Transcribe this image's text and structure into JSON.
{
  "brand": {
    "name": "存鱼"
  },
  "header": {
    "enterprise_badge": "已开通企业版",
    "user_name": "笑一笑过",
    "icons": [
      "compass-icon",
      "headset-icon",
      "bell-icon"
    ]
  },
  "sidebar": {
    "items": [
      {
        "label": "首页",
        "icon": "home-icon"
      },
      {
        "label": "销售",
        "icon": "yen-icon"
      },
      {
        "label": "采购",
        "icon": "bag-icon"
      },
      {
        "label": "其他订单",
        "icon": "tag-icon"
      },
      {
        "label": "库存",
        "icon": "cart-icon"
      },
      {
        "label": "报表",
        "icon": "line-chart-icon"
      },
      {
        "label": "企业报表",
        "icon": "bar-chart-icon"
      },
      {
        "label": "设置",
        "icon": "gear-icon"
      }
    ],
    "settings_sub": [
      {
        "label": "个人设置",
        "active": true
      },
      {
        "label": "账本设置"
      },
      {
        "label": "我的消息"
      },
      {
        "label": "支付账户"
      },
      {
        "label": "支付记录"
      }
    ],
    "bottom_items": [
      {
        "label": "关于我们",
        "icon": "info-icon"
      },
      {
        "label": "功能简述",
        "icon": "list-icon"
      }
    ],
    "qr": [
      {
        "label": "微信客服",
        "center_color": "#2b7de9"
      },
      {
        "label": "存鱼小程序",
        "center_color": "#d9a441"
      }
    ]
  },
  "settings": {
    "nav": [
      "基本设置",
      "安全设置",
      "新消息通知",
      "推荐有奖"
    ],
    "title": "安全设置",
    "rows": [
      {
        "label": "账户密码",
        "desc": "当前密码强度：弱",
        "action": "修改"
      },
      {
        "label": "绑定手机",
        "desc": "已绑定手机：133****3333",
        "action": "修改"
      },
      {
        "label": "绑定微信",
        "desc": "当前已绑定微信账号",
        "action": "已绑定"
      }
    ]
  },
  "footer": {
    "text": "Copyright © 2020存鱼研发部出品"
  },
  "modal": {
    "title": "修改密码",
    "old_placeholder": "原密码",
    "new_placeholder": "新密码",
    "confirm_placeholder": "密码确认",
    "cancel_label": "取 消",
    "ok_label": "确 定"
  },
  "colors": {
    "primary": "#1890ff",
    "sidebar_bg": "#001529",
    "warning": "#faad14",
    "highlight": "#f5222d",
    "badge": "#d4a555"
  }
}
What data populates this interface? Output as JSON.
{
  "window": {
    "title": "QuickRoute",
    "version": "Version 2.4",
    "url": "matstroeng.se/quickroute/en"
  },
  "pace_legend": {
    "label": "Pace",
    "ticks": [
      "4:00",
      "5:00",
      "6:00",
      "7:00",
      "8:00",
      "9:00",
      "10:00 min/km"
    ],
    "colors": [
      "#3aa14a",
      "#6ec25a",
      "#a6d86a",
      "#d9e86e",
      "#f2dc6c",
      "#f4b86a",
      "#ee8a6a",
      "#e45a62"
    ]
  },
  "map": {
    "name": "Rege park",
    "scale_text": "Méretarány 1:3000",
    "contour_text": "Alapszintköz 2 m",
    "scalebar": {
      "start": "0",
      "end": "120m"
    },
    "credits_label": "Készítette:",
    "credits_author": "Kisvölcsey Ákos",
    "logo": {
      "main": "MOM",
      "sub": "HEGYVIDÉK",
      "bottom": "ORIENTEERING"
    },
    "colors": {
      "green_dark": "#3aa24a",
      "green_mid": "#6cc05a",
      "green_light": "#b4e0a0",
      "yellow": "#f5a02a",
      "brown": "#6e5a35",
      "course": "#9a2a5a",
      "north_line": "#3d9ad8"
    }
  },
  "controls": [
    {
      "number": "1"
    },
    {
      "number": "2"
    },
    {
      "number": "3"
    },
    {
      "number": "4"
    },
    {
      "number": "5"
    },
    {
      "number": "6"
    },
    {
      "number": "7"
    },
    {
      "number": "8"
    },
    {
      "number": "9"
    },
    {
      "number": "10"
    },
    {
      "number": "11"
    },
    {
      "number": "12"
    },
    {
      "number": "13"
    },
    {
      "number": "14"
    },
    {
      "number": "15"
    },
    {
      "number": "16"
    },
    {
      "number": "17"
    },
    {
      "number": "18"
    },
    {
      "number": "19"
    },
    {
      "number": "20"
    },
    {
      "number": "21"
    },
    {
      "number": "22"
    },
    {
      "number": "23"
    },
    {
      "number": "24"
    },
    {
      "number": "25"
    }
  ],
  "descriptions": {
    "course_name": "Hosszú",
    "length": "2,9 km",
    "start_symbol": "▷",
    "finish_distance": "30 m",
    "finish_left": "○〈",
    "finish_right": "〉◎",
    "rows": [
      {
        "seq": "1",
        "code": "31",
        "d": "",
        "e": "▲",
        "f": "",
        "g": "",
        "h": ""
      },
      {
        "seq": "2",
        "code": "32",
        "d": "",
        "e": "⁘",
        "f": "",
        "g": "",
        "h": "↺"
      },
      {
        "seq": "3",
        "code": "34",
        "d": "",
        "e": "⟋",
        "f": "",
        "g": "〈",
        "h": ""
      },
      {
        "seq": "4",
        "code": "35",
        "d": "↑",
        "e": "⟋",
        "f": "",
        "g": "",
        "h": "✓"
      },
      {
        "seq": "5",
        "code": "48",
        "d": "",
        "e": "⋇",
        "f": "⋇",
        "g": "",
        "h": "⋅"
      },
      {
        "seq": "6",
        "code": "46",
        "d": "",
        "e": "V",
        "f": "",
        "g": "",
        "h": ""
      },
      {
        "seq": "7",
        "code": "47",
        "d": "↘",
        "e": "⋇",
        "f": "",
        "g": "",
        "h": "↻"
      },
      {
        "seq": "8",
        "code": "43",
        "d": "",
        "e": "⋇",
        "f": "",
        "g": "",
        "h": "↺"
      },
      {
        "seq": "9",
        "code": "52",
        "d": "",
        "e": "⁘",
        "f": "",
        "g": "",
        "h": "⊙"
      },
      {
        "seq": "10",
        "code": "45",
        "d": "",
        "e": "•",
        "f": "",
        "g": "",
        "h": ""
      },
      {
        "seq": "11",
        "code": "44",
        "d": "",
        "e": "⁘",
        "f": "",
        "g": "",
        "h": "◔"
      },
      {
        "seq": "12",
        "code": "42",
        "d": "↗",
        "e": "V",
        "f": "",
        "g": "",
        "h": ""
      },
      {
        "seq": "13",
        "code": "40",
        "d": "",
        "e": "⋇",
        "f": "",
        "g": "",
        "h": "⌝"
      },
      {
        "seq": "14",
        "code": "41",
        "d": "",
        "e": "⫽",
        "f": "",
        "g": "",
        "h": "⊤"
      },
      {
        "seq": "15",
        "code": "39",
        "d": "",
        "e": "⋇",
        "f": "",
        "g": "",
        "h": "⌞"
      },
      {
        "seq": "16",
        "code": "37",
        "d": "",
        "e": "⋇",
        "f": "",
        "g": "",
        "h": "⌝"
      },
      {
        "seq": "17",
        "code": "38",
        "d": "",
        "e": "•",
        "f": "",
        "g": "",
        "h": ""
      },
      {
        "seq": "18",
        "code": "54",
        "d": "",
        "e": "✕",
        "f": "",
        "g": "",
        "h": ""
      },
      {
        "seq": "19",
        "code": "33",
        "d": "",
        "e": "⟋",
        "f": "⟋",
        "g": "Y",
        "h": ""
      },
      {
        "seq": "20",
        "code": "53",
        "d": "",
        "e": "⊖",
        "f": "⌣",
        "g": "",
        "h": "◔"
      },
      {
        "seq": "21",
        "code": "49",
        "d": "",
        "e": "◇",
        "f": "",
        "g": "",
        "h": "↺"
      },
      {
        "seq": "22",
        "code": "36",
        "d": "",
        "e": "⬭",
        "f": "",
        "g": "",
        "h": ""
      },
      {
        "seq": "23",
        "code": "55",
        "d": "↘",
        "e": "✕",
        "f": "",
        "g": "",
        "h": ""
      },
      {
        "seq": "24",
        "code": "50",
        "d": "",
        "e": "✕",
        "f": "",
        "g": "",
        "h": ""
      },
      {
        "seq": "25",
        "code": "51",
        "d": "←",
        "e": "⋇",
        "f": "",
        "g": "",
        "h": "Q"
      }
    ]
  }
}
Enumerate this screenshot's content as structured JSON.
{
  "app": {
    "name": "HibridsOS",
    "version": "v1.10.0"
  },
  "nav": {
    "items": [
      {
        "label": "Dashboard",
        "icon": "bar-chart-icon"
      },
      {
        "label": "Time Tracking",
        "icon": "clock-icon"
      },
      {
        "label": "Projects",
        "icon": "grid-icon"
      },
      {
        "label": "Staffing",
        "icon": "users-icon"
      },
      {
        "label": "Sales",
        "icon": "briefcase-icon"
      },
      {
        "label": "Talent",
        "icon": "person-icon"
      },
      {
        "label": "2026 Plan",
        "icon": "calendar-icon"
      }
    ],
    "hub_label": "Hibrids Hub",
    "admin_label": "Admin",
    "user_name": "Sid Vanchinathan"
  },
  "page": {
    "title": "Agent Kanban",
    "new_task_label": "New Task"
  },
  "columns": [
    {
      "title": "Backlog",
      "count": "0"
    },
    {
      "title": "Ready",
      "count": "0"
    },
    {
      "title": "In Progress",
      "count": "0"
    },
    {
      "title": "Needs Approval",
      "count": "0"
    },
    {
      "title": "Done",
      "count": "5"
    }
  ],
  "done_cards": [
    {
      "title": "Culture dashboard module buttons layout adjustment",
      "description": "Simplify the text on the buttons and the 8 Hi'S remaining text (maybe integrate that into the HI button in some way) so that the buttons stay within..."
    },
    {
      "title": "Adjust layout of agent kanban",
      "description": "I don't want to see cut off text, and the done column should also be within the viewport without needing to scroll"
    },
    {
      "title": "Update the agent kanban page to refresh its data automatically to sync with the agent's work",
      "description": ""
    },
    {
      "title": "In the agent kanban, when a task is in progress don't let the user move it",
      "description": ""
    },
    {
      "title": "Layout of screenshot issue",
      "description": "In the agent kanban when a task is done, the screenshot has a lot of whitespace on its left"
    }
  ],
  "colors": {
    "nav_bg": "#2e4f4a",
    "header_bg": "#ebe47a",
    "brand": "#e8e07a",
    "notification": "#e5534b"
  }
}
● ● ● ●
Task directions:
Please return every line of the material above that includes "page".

Response to the task:
  "page": {
      "title": "Update the agent kanban page to refresh its data automatically to sync with the agent's work",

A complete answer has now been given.